I've actually communicated with a number of these small-time vendors who decided to buy an anti-spyware app on the cheap and jump in. What I've learned ranges from discouraging to downright scary. Some of the vendors aren't familiar with the concept of a "false positive." Still others have very little sense for the threat of spyware or how their own applications fail to detect and remove it.
One vendor I talked with the other day wasn't even familiar with the scan results of his own application. When I detailed the deficiencies in his application's reporting of detected spyware and adware, and he wasn't even aware of the kinds of information his program was neglecting to report. That kind of woeful ignorance is not uncommon among these vendors because they're simply buying rebranded applications and databases from some murky anti-spyware chop-shop.

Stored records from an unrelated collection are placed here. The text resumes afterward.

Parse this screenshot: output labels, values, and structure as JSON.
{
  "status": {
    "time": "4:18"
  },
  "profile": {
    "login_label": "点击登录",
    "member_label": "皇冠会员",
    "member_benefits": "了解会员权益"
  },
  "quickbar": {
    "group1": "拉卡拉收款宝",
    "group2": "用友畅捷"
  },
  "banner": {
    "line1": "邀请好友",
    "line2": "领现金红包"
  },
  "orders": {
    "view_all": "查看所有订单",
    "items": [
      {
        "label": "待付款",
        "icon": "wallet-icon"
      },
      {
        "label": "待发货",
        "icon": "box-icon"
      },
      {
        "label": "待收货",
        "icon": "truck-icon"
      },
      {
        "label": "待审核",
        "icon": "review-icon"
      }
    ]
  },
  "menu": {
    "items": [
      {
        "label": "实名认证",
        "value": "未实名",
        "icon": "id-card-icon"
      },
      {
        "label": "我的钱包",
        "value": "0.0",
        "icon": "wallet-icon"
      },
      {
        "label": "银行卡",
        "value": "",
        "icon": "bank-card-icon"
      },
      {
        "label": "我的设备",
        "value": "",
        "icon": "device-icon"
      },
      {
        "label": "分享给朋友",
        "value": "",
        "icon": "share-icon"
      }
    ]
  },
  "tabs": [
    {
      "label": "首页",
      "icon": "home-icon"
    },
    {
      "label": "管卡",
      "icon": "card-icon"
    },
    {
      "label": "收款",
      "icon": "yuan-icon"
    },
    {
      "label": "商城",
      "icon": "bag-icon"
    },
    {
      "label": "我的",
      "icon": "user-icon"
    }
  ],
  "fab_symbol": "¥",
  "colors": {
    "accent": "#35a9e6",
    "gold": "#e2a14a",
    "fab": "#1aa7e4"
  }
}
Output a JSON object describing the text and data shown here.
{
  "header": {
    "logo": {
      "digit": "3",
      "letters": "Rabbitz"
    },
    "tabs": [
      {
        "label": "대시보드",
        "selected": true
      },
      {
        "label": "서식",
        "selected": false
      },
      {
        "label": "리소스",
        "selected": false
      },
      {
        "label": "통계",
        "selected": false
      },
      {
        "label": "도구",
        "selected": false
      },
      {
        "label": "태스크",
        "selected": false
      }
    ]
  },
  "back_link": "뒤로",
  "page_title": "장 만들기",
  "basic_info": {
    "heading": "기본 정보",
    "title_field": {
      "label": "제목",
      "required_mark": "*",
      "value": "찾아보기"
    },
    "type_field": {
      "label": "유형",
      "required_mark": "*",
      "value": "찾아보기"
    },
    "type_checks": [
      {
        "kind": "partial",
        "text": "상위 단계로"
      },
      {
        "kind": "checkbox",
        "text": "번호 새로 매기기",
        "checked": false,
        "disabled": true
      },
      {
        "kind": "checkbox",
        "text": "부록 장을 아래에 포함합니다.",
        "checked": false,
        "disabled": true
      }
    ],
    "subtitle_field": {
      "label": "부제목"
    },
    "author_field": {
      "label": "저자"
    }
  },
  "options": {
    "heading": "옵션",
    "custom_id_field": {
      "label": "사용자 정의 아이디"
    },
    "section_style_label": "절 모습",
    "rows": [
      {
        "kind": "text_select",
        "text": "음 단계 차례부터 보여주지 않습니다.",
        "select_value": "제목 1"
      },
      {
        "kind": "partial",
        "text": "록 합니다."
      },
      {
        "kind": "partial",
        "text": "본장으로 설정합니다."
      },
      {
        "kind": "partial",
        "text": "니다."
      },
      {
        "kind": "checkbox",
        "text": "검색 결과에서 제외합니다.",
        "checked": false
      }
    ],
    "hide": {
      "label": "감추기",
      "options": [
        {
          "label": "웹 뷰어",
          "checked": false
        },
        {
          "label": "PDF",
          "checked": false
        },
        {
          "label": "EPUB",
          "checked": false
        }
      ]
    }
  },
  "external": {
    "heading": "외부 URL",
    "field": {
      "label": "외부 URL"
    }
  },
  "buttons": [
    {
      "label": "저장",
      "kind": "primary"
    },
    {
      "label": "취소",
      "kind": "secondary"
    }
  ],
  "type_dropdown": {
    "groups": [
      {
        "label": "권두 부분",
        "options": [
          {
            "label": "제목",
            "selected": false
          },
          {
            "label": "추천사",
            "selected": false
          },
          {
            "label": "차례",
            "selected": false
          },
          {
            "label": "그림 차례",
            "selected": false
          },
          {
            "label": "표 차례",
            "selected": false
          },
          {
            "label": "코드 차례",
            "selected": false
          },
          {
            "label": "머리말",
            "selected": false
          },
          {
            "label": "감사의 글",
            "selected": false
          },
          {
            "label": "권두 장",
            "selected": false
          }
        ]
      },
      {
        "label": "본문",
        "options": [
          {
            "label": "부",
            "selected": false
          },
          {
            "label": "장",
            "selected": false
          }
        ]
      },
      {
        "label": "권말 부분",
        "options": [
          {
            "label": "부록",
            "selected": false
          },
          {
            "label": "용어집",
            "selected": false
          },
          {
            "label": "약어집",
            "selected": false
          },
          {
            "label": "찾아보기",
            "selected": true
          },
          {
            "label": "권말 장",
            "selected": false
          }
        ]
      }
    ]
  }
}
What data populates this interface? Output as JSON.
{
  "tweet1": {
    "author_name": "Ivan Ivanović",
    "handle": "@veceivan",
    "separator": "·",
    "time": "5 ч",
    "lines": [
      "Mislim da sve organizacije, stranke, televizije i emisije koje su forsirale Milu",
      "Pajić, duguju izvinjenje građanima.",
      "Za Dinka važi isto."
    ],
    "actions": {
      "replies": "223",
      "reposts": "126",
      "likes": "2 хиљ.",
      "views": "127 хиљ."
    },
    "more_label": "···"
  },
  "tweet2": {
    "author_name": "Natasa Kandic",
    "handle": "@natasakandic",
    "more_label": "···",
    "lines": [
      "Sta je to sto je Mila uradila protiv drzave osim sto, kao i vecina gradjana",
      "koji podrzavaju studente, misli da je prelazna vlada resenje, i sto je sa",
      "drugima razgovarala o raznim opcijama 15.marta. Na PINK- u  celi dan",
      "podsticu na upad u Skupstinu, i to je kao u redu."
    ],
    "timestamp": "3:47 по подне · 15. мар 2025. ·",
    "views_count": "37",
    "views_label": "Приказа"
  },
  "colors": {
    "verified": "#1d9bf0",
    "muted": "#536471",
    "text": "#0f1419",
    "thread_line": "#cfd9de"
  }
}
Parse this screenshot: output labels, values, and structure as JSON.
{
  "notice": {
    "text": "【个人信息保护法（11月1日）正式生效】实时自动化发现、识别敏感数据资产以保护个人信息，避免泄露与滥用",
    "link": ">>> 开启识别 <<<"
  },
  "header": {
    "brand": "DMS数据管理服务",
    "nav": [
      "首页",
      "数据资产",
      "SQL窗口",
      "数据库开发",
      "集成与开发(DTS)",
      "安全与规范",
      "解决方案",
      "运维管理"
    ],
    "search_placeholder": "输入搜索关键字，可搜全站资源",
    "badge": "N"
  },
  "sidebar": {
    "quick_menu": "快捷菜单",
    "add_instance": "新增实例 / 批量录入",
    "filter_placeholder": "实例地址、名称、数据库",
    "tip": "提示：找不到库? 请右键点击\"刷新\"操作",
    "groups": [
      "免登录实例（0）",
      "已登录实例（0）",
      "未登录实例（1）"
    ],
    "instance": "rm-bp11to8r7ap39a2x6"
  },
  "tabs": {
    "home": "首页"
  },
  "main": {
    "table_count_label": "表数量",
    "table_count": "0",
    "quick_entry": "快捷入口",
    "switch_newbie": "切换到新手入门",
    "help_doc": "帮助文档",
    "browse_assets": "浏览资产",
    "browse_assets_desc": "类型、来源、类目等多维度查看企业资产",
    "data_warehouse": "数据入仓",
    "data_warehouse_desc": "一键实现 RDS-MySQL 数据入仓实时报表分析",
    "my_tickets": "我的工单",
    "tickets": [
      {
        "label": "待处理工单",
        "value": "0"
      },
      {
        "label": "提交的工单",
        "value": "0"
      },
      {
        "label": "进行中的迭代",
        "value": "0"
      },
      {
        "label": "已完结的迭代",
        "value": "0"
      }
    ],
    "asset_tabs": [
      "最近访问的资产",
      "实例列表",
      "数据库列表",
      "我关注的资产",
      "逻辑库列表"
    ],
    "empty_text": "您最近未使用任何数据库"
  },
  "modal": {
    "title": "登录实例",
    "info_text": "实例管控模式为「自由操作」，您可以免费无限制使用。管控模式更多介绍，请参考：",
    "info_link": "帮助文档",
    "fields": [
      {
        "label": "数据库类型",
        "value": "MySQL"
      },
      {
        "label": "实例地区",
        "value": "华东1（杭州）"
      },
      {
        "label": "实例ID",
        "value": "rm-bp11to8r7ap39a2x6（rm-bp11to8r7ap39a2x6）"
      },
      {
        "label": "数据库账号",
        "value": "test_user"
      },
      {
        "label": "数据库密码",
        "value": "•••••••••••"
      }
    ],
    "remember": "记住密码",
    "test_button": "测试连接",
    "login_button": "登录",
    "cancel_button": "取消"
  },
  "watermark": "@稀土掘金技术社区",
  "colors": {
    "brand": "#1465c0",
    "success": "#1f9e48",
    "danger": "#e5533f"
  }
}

In this kind of environment, we often see companies and individuals trolling the Net for definitions databases they can buy, instead of hiring quality researchers to do the job properly. Some of you may remember Ashley, the vendor behind Privacy Tools 2004:
»Anti-Spyware Vendor Threatens to Write Malware
After I reported that the beta of a new version of his application was producing ridiculous false positives, Ashley decided he could solve the problems with his application by simply going out and buying a new definitions database. The results were utterly predictable:
Still worse, we've even seen requests for databases that were little more than thinly veiled invitations for unscrupulous parties to rip-off and resell the databases from well-known anti-spyware applications like Ad-aware and Spybot Search & Destroy.
Another popular approach to building a spyware database involves merely harvesting file names and Registry keys from the growing number of anti-spyware research pages available online, such as those found at Pest Patrol's research site, SpywareGuide.com, Doxdesk.com, or Kephyr.com. The data stripped from these sites is then dumped into a file to be used by a relatively unsophisticated scan engine that does little more than perform dumb string scans on the hard drive and Registry, a surefire prescription for producing loads of false positives.
Not surprisingly, the anti-spyware applications that result from this blase attitude towards research are utter garbage. The definitions database is absolutely critical to an anti-spyware application, but the sub-standard anti-spyware vendors seem to regard it as an afterthought at best -- as icing on the cake of a flashy GUI and attractive set of web pages. It's the definitions database, however, that sets the few quality applications apart from the great mass of junk.
Sadly, all too many people out there just don't seem to care. Their only goal is to get an anti-spyware product quick and on the cheap. For a truly depressing read, take a look over the current "spyware" work projects being bid on at RentACoder.com:
It's a sure bet that most if not all of the applications that emerge from that degraded development process will wind up on the Rogue/Suspect Anti-Spyware pages.
Eric L. Howes